The method (I assume) uses Jordan's theorem, which says that an primitive subgroup of $S_n$ with a cycle of prime order (at most $n-2,$ if memory serves) is either $A_n$ or $S_n.$ You rule out $A_n$ by looking at the generators, you show transitivity by randomly generating an $n$-cycle (of which there are a lot, so it does not take long to find one, there are other ways, too), and you show primitivity by finding a permutation which has a $p$ cycle for $n/2 < p < n-1$ (raising it to a power, you just get the $p$-cycle. There are lots of such, so basically generating a few thousand elements will do the trick. Notice that if, after generating the few thousand elements you DO NOT find the sorts of elements you want, the group is almost surely NOT the symmetric group (but the NO answer will be probabilistic, while the YES answer will be deterministic).

For more on this subject, check out my paper with Pemantle and Peres on invariable generation of symmetric groups: *Pemantle, Robin; Peres, Yuval; Rivin, Igor*, **Four random permutations conjugated by an adversary generate (\mathcal{S}_{n}) with high probability**, Random Struct. Algorithms 49, No. 3, 409-428 (2016). ZBL1349.05337.

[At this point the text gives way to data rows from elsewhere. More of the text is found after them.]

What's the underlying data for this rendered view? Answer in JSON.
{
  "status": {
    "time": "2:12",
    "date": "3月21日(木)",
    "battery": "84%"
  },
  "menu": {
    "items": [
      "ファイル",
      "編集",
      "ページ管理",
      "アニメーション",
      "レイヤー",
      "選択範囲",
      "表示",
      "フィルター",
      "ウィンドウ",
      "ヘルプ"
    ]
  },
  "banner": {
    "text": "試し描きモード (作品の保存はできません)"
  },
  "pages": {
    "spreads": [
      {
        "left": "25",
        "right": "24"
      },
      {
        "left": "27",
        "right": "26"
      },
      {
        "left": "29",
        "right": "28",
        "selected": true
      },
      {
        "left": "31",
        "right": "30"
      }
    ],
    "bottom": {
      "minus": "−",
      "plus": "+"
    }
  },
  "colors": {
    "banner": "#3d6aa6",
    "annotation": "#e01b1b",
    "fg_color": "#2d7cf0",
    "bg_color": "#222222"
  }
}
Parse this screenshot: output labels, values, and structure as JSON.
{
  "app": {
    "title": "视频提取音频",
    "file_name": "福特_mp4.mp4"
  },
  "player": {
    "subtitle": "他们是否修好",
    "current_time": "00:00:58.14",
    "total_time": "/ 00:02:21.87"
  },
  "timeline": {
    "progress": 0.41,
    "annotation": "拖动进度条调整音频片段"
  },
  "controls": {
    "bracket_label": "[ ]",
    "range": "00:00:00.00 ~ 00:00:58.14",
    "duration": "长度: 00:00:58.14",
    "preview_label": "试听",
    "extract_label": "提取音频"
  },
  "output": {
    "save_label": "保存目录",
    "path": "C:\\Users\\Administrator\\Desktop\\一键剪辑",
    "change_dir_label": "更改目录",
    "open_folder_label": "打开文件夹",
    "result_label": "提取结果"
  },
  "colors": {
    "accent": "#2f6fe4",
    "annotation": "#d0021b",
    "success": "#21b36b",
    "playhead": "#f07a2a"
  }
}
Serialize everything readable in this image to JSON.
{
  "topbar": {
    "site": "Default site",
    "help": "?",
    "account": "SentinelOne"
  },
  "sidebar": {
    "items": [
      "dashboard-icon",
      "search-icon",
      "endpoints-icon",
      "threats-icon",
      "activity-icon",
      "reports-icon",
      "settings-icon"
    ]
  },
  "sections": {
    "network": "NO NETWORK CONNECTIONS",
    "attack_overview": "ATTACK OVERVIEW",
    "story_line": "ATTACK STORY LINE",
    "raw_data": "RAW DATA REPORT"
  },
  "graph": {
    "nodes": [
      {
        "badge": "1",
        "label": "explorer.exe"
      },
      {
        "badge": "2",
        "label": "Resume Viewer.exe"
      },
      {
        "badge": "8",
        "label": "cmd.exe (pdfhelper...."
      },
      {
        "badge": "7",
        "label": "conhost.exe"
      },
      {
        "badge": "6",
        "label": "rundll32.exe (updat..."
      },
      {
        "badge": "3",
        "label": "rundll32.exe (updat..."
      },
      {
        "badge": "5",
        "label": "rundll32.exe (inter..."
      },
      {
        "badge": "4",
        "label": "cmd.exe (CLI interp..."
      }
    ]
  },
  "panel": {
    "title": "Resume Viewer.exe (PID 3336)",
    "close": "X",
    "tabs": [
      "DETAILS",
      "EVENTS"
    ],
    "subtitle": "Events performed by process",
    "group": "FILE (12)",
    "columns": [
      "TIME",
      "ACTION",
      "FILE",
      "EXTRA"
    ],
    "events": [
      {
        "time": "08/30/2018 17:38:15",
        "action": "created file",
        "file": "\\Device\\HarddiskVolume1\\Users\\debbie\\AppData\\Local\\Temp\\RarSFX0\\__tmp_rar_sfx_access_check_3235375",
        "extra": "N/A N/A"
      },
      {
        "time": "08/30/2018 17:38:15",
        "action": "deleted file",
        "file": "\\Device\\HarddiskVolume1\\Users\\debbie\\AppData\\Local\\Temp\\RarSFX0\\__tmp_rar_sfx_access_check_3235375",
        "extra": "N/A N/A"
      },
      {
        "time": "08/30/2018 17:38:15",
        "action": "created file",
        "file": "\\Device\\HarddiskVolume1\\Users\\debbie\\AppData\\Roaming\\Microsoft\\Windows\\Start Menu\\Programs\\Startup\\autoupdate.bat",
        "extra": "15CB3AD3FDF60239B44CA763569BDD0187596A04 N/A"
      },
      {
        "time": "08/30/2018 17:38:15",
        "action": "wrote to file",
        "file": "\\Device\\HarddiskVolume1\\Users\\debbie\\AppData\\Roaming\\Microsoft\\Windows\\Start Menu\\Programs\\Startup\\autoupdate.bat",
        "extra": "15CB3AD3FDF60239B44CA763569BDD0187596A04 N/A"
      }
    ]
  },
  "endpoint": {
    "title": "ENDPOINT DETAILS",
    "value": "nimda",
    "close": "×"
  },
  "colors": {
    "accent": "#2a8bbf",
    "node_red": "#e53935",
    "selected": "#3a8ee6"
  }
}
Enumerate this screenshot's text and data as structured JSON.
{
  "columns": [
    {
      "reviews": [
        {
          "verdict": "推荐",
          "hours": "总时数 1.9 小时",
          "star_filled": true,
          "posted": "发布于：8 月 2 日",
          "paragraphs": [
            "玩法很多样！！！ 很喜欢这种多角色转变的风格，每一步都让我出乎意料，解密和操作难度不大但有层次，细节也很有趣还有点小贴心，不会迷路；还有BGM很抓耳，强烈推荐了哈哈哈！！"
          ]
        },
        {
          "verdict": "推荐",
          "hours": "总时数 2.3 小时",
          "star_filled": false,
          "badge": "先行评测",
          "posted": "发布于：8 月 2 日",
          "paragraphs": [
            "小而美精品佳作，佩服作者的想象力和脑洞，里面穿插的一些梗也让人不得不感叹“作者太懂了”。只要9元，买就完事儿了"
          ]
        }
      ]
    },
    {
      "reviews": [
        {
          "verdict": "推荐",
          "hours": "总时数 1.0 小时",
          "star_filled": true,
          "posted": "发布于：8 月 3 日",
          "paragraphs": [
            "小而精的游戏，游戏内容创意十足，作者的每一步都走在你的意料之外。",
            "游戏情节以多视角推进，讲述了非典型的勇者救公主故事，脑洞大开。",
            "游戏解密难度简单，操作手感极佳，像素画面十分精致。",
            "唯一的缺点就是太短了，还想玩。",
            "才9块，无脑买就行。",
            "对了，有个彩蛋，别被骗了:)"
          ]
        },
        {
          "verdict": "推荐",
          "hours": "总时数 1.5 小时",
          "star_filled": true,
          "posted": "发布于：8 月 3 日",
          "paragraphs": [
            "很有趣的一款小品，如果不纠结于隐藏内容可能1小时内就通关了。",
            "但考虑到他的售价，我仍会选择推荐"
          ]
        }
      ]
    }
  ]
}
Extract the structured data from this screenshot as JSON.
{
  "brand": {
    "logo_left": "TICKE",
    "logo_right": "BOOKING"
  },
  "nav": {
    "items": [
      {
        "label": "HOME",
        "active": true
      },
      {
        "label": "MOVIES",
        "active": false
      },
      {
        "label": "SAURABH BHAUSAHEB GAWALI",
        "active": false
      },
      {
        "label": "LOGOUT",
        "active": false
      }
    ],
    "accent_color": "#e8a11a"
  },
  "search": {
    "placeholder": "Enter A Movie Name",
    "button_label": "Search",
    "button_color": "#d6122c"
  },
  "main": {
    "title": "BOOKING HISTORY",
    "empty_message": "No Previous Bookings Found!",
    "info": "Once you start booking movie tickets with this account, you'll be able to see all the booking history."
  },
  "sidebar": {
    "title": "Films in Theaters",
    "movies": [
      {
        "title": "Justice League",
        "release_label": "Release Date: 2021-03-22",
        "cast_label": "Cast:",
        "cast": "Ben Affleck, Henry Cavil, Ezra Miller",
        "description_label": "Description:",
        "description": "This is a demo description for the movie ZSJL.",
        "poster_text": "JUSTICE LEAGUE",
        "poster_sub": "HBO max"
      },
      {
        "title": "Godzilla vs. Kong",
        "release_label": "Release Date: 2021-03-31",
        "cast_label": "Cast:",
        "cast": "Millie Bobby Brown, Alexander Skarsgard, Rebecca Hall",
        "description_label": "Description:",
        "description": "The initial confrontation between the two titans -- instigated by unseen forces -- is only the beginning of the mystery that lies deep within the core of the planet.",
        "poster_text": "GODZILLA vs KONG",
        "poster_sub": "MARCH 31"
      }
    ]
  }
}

IsSymmetricGroupchecks whether a group isisomorphictosomesymmetric group (so may return true even for a matrix group). The functionIsNaturalSymmetricGroupchecks whether a given subgroup is in fact all of $S_n$. But for a subgroup of $S_n$,IsSymmetricGroupfirst invokesIsNaturalSymmetricGroup... The implementation of the latter function is in the file 'gpprmsya.gi', and Igor Rivin's answer seems to be rather accurate: Check transitivity, and try to find randomly a $p$-cycle with $n/2 < p < n-2$. $\endgroup$Permutation group algorithms, Section 10.2.) $\endgroup$2more comments